Effects of plaza reconstruction
3760 in 2014 (Jul - Sep), Victoria Square, Adelaide, Australia
And then after 2 years, the patterns change based on the changed urban environment.
Change in pedestrian density (2014 minus 2012)
Positive values ~ increase in density in 2014
Negative values ~ decrease in density in 2014
Since the Kernel Density is a continuous field, we can easily
subtract the density before and after and get a difference in pedestrian
density, where the positive values mean increase in density after the reconstruction.
High density of pedestrians and vehicles
if (P > percentile
P 99 AND V > percentile V 99, V + P)
In the final example, we can use this method to analyze areas and times of day of potential
conflict between people and vehicles by intersecting the increased densities of
people and cars
For this analysis, I used couple different software packages and libraries
glued together using Python and the whole procedure is automated
so processing a new camera is very easy, with the exception of finding the GCPs
for the georeferencing.
You can find the scripts on my github.
Visualization: GRASS GIS
webcam 9706 (July), Ehingen, Germany
Conclusion & Future work
new method for
harvesting and visualization of spatio-temporal information about active transportation new way for cities to
detect and analyze changes in active transportation behavior in an unintrusive way georeferenced data give us the ability to
incorporate other geospatial data and methods (e.g., solar radiation modeling) possible thanks to the
synergy between crowdsourcing technologies (AMOS, mTurk, open source software)
machine learning techniques trained by mTurk data will enable us to analyze much larger data volume in real-time,
possibly leading to the discovery of more patterns
The presented methodology shows an effective way
to harvest and visualize active transportation data
and could be used actively by cities to detect and analyze changes in active
transportation behavior in a cheap and nonintrusive way.
With the georeferncing step we can incorporate other geospatial data and methods,
for example we were thinking of using solar radiation modeling to see how
the shades influence people's behavior.
This research was possible thanks to the synergy between the different crowdsourcing
technologies and platforms including AMOS, mechanical Turk, and open source software.
Finally, the current and future research is focused on using the mechanical turk
data as a training set for machine learning techniques, which would
ultimately allow us to process the entire database of images, and would reveal
many more spatio-temporal patterns in the data.
Challenges: webcam geometry and view
areas hidden behind trees or other objects
assumes pedestrians and vehicles on a horizontal plane, otherwise we get large spatial errors
Let me discuss couple of challenges we encountered.
In some cases, we can't actually see part of space due trees
or buildings, these ares could be masked or potentially
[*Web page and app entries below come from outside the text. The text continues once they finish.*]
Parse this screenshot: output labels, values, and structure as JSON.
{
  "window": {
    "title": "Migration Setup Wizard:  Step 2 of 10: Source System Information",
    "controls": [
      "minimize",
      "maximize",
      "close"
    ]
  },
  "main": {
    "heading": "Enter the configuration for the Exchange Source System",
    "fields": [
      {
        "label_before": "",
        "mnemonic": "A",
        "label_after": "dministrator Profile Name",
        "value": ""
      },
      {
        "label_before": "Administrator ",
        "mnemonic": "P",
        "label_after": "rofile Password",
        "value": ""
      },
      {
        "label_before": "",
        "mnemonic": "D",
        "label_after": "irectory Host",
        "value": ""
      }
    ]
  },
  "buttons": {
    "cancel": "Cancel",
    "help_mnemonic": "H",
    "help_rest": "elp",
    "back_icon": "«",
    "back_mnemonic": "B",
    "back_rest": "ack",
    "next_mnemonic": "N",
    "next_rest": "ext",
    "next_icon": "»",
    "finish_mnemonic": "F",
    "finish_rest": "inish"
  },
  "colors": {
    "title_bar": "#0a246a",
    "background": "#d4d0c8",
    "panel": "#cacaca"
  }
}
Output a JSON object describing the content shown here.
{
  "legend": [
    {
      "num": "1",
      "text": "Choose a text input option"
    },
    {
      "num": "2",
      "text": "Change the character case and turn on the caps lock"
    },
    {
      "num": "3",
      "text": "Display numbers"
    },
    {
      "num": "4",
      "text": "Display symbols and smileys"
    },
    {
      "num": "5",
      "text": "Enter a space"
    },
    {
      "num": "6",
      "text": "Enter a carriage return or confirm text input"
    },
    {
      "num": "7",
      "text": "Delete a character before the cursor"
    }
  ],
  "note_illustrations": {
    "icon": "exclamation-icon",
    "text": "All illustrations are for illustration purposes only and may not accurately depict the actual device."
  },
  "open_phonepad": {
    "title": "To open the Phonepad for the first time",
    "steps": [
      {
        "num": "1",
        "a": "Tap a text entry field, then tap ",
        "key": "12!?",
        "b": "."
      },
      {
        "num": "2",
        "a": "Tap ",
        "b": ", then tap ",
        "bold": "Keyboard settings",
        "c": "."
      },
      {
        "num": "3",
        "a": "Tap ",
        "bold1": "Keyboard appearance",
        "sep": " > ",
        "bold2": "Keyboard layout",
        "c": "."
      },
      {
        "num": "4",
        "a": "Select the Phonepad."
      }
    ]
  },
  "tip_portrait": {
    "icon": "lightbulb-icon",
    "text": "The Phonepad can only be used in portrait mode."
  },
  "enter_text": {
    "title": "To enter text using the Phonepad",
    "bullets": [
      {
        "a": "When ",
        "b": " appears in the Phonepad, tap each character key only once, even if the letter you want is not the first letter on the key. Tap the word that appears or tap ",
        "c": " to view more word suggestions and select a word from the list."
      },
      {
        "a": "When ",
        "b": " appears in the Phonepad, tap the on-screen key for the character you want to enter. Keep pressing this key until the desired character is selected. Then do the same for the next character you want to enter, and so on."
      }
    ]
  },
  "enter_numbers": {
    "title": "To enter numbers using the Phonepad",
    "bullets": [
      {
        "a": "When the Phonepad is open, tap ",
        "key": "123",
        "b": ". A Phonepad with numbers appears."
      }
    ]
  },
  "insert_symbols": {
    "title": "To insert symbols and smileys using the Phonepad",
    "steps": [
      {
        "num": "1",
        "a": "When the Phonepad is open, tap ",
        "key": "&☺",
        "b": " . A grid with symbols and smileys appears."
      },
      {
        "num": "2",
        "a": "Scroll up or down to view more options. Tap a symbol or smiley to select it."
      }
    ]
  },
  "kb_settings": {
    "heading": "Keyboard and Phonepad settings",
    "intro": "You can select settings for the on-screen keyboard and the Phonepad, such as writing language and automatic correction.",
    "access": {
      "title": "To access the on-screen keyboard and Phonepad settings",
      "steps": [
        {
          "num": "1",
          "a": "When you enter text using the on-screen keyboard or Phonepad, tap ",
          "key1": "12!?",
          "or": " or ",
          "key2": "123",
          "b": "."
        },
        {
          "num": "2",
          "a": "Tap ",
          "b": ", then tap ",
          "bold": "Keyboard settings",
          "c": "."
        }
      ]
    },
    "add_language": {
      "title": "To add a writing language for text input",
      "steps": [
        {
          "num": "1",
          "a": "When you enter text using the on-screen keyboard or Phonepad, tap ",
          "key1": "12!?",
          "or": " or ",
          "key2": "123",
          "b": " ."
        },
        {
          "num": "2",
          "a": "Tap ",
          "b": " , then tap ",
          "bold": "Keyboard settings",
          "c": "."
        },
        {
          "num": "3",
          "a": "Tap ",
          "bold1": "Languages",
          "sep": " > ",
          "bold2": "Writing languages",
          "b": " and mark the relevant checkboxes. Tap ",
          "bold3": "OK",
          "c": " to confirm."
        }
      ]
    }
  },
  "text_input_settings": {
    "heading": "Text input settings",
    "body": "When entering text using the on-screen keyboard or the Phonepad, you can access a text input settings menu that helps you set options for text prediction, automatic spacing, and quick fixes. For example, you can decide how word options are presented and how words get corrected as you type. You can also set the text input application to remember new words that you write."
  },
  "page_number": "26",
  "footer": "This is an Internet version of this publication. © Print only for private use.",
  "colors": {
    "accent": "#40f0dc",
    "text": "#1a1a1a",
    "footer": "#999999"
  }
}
if desired additional webcam could be installed.
Also the georeferncing currently assumes all objects are on a horizontal plane,
which is mostly true, but there are cases such as here where the people on
the boat are actually higher, which causes error in their transformed positions.
Challenges: mTurk reliability
Traffic lights, statues mistakenly marked as pedestrians, machine learning approaches
would avoid this type of error
Coming back to the reliability
of the mechanical turk data, we saw some repeated mistakes, where many
workers mistakenly marked traffic lights as people, this kind of artifact
can be identified as a kind streak in the georefernced data.
This is a good example of error a machine learning would avoid, because
the traffic light is a stable feature in each image.
Hipp, J. A., Adlakha, D., Gernes, R., Kargol, A., Pless, R., Drive, O. B., Louis, S. (2013).
Do You See What I See: Crowdsource Annotation of Captured Scenes, 24–25.
http://doi.org/10.1145/2526667.2526671 Hipp, J. A., Manteiga, A., Burgess, A., Stylianou, A., Pless, R. (2016).
Webcams, Crowdsourcing, and Enhanced Crosswalks: Developing a Novel Method to Analyze Active Transportation.
Front. Public Health, 4(97).
Jacobs, N., Roman, N., Pless, R. (2007). Consistent temporal variations in many outdoor scenes.
Proceedings of the IEEE Computer Society Conference on Computer Vision and Pattern Recognition.